> > I'll just have to imagine (my field linguist is a simulated
> > and he's involved in the discovery of an intelligent alien species), but
> > for certain parts of it your experience would probably help me out quite
> > bit. I don't have any real experience or knowledge of how fieldwork
> > progresses, so I may be getting things horribly wrong from the outset.
> > Is there anything like "Field linguistics for dummies", with a
> step-by-step procedure for studying/capturing languages?
- I've noticed the change in terminology over the years. When I came along, in the late 60s/early 70s, _informant_ was just about the only term used. Gradually I''ve seen _consultant_ take over. At first I thought it was some sort of PC-ism, but even in my experience, I worked with several people who were indeed "consultants" (and so acknowledged them in my diss.), in that they were truly experts in their languages. Others, however, were just answering my questions (and incidentally picking up a little English in the process); but nowadays, when I remember :-(, I use consultant.
--- On Sun, 3/24/13, Dirk Elzinga <dirk.elzinga@...> wrote:
From: Dirk Elzinga <dirk.elzinga@...>
Subject: Re: OT: Fieldwork terminology for a story
Date: Sunday, March 24, 2013, 8:35 PM
I always refer to the people I work with as "consultants." It seems to
capture the relationship well; they have specialized knowledge that I would
like to know, and I'm willing to compensate them for their time and
expertise. The term "informant" is still used, but I don't like the
connotations of passivity that the term carries. (A couple of decades ago,
and maybe still in some parts of the world, it could also carry dangerous
political connotations, especially if the field linguist was American.)
Some linguists have even gone so far as to refer to the people they work
with as "teacher," but that doesn't describe *my* working relationship with
them, no matter how much I am learning.
Informally, I refer to them as "friends," because that's what they
are/become to me.
On Sun, Mar 24, 2013 at 5:48 PM, Leland Paul Kusmer <me@...>wrote:

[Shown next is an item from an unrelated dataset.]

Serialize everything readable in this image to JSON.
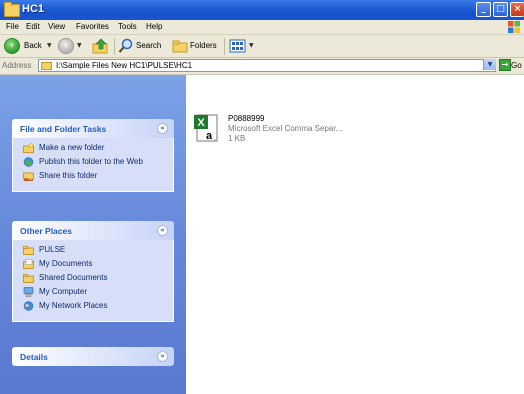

> When I took my first field methods class (not too long ago), we
> consistently talked about our speakers as "informants", so that is still in
> common use. That said, there tends to be a move these days towards getting
> speakers more involved (i.e. involved as more than just research subjects,
> often as language activists or documenters in their own right),
> particularly in endangered language work, which is the domain that
> "consultant" is definitely the most PC term. (I use consultant myself, when
> I remember.)
> On Sun, Mar 24, 2013 at 3:52 PM, George Corley <gacorley@...> wrote:
> > I am writing an indeterminate-future short story featuring a field
> > linguist, and I'm curious what y'all's thoughts might be on terminology
> > use, particularly those on the list who are trained linguists.
> > My understanding is that a field linguist's contacts within a speech
> > community are traditionally called "informants", but recently I have read
> > that there is some debate as to whether this term is appropriate, as it
> > might have negative connotations among the lay public, or feel too
> > impersonal. I'm currently vacillating as to whether my linguist
> > should be using "informant" or another alternative (I'm currently writing
> > the story using the term "consultant").
> > I'll note that I am not doing any conlanging for this book, but there is
> > alien language featured (it is a signed language, and no actual words of
> > this language will appear in the text). As the language itself is not
> > driving the plot, I only have a rough idea of what it will be, and
> > even really thought about how it will differ from human languages (other
> > than a small bit of phonetics, of course -- these creatures have two
> > forelimbs and two antennae that are used in production).
> > Any and all suggestions welcome.